While some of us only dream of quitting our mundane jobs and moving to the Caribbean (or Europe, Alaska, wherever), some people actually do it.
Noelle Hancock went from feeling “stressed, uninspired, and disconnected” in NYC to living “on a tiny, rustic island of 4,100 people sharing a bathroom with poultry.” Check out her story on Esquire.com to learn why and how she did it:
Why I Gave Up a $95,000 Dream Job to Move to the Caribbean and Scoop Ice Cream
Some of you are probably thinking that you couldn’t possibly do anything that radical. I can hear your objections:
- “But she was young.”
- “But she was single.”
- “But she didn’t have a mortgage.”
- “But she didn’t have kids.”
I know, I know. BUT, BUT, BUT, what can we learn from her? What is your dream? What do you want your life to look like? And what small steps (or BIG ones) can you take today to start moving closer to that dream life?
- Take a class?
- Put your house on the market?
- Look for a new job?
- Buy a one-way ticket to paradise?
It’s never too late. We all have choices. We aren’t as stuck as we think. According to Hancock:
“It was startlingly simple to dismantle the life I’d spent a decade building: I broke the lease on my apartment, sold my belongings, and bought a one-way plane ticket. The hardest part was convincing myself it was OK to do something for no other reason than to change the narrative of my life.”
We each only get one life to live. How will we change the narratives of our lives?

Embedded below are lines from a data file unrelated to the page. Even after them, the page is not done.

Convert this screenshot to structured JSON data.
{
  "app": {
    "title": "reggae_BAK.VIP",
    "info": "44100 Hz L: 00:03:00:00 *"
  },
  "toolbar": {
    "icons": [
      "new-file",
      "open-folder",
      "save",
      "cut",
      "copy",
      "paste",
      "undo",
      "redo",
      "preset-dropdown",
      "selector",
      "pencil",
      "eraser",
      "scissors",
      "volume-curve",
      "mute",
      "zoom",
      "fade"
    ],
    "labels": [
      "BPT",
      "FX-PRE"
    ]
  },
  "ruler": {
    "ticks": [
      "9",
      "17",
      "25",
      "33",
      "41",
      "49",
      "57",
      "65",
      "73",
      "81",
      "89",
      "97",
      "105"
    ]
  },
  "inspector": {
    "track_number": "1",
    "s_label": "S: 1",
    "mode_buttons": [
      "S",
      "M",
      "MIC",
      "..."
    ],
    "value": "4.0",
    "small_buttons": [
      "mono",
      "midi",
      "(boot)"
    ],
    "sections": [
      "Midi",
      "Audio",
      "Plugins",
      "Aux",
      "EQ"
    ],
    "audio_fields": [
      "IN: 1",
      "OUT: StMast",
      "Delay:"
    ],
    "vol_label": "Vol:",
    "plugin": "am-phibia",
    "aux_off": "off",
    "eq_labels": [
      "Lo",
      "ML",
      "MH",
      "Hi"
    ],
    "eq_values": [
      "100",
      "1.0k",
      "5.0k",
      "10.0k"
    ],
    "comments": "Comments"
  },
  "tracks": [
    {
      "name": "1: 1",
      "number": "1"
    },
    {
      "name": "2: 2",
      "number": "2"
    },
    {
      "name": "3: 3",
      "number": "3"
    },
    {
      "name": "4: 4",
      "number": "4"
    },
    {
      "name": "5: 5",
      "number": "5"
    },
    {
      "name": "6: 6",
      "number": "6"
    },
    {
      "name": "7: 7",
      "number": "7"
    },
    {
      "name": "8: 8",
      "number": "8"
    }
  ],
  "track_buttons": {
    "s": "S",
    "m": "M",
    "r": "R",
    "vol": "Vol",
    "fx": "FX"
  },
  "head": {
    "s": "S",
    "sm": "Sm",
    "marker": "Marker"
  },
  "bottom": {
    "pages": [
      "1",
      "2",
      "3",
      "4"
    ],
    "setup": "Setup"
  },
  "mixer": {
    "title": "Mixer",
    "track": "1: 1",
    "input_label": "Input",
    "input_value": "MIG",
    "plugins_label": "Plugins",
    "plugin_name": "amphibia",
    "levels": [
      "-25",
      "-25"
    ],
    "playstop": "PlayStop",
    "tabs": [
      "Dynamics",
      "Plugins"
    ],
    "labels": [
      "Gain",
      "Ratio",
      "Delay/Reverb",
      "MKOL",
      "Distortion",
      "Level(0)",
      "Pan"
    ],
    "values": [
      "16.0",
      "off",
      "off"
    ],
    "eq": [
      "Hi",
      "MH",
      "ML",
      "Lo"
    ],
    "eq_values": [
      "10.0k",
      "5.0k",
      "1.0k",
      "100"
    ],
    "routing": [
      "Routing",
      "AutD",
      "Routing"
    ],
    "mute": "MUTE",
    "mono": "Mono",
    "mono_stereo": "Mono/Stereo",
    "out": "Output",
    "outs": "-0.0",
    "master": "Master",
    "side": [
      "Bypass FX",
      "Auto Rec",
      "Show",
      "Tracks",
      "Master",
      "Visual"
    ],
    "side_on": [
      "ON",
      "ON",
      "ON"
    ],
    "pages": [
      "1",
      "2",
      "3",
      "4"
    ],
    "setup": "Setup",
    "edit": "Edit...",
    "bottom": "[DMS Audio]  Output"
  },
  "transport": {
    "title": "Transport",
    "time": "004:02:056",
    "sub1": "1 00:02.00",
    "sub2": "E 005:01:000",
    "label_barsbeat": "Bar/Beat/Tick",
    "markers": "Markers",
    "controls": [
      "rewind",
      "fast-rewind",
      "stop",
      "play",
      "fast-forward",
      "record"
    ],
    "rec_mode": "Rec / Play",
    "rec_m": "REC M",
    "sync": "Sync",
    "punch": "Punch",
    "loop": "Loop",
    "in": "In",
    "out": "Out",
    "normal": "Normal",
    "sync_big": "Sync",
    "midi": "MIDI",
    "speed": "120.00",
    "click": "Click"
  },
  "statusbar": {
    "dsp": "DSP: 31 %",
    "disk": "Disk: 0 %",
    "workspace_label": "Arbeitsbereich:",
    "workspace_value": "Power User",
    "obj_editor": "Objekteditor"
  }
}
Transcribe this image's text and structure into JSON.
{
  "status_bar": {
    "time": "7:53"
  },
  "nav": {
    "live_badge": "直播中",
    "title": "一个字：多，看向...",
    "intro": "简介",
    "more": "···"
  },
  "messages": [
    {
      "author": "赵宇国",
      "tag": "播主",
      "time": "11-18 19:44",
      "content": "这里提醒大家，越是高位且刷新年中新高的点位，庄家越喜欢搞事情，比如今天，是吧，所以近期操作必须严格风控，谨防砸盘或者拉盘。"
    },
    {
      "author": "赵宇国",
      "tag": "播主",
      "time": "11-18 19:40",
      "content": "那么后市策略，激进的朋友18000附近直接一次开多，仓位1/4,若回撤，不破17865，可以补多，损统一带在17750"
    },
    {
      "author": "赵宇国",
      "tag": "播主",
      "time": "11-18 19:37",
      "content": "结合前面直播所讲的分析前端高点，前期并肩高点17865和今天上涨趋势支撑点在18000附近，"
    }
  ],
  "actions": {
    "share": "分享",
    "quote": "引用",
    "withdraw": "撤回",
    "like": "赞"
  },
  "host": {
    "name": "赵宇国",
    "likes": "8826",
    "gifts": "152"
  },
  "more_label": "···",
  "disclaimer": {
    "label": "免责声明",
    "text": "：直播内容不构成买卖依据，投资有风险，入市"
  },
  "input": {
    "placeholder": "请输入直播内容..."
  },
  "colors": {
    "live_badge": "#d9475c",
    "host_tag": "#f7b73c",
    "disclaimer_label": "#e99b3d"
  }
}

If you’re following Downshifter’s Journal, then you probably agree that:
$ ≠ 🙂 (Translation: MONEY does NOT equal HAPPINESS)
Along those lines, I would like to add a new equation:
INCOME (from FULFILLING work) + FREEDOM from DEBT = HAPPINESS
Because, as we all know:
DEBT –> MISERY
Many of the books and articles I read about health and happiness promote practicing gratitude as a way to bring more happiness and fulfillment into our lives. The authors often suggest keeping a daily gratitude journal to remind ourselves of all the good things in our lives, instead of always focusing on the bad things or what we think is missing.
I am terrible at expressing gratitude. (Just ask my husband!) I tend to dwell on what I think I lack — material things, accomplishments, physical attributes, etc. — and take for granted everything that I have and have done. So for today, I would like to remind myself of three things I am grateful for right now:
- This beautiful, warm, sunny afternoon.
- My dogs and cat that are spending this beautiful afternoon on the porch with me.
- My good health, and the health of my friends and family — especially my 86 year-old mother. Her heart gave us a bit of a scare last month, but she’s doing great now and is still able to live on her own.
I know I have a lot to be thankful for. I’m quite spoiled, really! And I think that’s true for most of us. Gratitude is another habit that I need to practice every day, like writing, to keep myself focused and positive and moving in the right direction.
So what are you grateful for today?